Eliseo Diego calls Herrera's work poetry of origin, pain, heartbreak, and consolation. With a lyrical voice, the poet uncovers her most intimate self, with her loves, her fears, her pains and her orphanhood. In a process of sublimation, Herrera manages to transform her pain into central aesthetic components of her work, which point to the legacy of sorrow and sacrifice inherited from the 16th century.

Though she indeed has suffered, Georgina Herrera possesses courage, energy, and a penetrating intelligence accompanied by a profound sense of dignity and an age-old wisdom that enable her to "take to the hills" and run away in order to go on and tell us of both "the truths" of her cultural memory and those of her mind, of her soul, and of her vast experience accumulated in 75 years full of anxiety, exclusion, violence, and discrimination.

With a terse but disquieting voice, Georgina Herrera assumes the power of the written word, which, as she has expressed before, embodies all at once the "contrast of light and shade," of dream and truth, of fire and water. At the end, her self-definition is intimately related to validation of dignity and empowerment. It challenges the representation imposed upon the black woman, replacing it with positive images and becoming a dynamic source of power.

 

"Georgina Herrera continues in our midst as on of the deepest roots of feminine lyrical creation in Cuba. Her poetry of origin, pain, heartbreak, and consolation, like that of Avellaneda and Luisa Pérez de Zambrana in the previous century, is the center of this chapter—perhaps too full of tenderness—that rises out of the literary panorama as a beautiful enigma."

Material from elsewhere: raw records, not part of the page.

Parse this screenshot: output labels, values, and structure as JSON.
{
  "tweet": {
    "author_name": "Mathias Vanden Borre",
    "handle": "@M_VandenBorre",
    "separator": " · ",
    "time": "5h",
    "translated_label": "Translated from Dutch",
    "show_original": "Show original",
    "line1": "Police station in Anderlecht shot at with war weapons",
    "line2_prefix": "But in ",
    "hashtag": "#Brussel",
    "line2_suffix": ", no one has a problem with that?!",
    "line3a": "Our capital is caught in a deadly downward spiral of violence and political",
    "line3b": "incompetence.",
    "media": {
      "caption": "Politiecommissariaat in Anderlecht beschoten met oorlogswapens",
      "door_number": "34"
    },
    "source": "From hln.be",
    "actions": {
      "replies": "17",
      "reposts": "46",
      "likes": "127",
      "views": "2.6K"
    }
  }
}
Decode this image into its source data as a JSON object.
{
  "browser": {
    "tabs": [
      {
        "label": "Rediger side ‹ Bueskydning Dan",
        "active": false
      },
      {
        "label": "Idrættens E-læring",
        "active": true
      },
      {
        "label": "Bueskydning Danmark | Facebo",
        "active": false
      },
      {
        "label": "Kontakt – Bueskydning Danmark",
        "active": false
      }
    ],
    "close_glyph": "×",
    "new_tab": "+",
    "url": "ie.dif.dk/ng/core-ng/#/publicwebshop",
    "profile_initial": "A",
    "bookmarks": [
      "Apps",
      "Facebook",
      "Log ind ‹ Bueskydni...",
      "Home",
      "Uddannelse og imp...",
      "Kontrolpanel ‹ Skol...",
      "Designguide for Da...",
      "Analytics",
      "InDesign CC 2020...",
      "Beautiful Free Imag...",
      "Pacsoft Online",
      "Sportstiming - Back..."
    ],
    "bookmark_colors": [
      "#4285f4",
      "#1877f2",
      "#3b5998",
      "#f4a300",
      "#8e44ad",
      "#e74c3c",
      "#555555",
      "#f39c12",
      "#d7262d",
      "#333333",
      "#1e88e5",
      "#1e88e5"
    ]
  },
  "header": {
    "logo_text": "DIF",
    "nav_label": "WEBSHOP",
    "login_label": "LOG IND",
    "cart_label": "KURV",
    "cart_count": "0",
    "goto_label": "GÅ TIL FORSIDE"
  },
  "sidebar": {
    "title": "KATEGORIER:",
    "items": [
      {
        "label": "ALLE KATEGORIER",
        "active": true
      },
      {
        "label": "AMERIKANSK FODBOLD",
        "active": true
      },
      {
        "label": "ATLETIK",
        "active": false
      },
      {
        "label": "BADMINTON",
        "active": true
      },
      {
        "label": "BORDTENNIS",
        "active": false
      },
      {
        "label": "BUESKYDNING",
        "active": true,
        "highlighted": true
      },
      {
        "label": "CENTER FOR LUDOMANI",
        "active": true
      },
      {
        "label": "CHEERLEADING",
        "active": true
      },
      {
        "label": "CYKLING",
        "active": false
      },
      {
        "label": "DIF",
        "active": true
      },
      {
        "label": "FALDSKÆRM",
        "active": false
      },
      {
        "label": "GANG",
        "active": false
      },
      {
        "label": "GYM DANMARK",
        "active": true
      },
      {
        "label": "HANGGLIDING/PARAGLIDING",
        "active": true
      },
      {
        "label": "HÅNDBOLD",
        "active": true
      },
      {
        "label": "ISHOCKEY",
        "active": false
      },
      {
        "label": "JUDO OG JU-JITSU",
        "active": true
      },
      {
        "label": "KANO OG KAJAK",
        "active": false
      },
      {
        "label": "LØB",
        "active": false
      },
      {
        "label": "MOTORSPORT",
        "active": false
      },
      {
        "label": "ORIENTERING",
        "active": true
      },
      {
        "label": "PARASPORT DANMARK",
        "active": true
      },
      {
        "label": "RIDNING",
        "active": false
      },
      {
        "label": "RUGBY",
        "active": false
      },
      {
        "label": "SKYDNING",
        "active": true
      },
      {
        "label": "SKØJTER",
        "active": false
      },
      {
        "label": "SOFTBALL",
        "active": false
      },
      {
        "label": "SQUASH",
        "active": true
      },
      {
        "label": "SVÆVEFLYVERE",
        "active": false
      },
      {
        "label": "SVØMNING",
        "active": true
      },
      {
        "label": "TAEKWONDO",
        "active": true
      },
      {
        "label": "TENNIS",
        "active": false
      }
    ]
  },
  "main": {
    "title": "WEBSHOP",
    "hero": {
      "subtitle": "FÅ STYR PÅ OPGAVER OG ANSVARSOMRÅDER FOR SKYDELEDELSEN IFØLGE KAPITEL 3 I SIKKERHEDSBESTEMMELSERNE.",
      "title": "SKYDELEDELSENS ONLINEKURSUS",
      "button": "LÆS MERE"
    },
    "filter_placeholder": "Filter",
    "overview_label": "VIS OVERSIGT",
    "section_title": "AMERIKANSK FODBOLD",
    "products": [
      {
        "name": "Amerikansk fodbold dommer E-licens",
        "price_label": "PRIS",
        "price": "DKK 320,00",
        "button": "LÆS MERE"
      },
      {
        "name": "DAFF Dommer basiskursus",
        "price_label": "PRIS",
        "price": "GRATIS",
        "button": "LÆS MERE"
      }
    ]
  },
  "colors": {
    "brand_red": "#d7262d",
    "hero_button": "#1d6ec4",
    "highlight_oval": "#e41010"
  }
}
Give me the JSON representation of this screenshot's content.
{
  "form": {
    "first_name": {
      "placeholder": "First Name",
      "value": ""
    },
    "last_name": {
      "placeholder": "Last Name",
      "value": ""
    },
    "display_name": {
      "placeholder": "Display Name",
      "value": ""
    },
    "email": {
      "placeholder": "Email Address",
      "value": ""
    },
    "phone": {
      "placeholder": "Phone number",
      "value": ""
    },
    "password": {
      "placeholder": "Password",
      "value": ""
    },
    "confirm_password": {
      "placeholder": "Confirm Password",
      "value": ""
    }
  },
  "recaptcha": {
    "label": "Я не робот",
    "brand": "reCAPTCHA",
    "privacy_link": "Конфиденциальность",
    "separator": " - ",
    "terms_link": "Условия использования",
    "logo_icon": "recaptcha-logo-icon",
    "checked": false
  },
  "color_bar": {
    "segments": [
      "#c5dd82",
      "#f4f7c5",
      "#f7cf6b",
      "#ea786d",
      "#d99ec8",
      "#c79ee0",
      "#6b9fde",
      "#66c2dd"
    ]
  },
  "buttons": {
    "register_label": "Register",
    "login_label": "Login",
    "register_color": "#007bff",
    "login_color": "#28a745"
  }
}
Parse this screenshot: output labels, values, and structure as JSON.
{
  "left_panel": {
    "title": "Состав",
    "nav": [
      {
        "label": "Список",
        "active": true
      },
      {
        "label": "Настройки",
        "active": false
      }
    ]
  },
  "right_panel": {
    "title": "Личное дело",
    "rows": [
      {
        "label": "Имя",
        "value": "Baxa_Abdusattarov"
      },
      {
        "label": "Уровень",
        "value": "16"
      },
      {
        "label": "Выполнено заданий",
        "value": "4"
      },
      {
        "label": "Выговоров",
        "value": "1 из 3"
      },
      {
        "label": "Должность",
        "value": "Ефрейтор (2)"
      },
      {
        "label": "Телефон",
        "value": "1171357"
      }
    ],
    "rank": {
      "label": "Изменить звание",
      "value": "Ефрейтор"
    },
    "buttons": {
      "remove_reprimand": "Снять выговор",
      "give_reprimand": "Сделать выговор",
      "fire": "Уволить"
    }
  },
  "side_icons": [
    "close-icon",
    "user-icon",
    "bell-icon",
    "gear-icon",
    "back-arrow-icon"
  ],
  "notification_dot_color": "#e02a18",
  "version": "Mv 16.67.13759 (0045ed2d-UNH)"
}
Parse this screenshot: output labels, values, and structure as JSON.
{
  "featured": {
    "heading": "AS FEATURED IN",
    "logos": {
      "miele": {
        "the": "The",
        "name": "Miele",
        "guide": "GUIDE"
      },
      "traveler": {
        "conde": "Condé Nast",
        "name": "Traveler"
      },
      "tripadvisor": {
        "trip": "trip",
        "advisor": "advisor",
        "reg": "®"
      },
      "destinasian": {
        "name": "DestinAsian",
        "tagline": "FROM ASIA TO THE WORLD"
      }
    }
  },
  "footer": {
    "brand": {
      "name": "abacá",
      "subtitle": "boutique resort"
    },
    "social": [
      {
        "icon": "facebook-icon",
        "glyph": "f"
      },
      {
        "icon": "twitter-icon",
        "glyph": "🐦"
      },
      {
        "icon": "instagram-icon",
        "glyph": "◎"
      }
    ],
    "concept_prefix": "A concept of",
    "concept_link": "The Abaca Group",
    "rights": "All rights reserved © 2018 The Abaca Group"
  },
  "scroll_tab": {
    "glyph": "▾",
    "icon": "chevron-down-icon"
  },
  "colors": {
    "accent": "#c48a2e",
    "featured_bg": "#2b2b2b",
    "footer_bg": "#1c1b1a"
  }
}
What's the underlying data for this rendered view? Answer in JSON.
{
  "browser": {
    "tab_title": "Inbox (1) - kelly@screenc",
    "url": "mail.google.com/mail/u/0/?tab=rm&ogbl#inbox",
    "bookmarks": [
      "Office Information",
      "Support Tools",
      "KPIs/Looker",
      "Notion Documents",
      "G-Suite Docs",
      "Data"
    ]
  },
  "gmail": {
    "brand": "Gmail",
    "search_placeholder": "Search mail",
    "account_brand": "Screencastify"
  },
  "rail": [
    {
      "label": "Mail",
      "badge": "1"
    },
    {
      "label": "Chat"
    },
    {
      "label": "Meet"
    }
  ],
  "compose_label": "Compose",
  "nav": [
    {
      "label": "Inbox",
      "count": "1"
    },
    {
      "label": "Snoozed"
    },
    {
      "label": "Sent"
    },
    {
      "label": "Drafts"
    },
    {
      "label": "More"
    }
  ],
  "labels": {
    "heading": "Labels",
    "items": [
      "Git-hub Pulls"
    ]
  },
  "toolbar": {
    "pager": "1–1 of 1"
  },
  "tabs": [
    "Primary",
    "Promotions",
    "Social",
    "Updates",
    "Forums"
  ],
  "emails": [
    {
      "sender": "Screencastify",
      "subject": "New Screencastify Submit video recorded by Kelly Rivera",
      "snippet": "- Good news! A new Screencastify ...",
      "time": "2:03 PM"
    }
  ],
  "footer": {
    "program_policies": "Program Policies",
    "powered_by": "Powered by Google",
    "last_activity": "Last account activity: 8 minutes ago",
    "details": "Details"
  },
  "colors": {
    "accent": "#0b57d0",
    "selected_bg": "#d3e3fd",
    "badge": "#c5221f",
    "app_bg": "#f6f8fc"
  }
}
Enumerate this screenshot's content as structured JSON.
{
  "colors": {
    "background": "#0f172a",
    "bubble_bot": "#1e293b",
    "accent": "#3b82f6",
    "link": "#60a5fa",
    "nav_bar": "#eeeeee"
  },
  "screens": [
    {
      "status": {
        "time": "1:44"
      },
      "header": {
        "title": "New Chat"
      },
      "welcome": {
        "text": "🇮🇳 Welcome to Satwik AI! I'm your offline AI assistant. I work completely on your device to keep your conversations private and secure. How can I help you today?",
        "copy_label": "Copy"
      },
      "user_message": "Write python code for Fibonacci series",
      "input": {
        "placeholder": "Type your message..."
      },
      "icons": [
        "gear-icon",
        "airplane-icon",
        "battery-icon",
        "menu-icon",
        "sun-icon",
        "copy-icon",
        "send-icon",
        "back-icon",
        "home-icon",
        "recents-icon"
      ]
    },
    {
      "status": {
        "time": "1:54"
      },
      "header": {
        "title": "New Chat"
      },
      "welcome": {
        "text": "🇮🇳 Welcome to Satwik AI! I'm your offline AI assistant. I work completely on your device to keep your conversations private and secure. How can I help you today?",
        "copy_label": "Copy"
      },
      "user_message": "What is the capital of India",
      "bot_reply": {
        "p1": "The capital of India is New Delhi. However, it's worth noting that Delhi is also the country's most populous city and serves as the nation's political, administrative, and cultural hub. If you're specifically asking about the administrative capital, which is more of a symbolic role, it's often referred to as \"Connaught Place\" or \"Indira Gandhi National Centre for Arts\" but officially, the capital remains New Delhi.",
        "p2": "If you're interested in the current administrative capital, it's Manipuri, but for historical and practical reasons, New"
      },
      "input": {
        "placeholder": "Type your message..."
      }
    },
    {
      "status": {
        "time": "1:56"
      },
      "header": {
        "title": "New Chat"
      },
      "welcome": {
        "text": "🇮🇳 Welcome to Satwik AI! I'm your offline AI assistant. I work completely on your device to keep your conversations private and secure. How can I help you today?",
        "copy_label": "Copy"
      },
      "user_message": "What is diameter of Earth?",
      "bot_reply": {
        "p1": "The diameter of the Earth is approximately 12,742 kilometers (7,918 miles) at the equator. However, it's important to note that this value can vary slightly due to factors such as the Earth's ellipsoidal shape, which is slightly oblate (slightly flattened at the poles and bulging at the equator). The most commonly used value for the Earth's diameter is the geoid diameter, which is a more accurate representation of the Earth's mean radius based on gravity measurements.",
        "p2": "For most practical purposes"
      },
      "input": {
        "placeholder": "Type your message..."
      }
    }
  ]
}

Eliseo Alberto Diego
Havana, Cuba Internacional, December 1974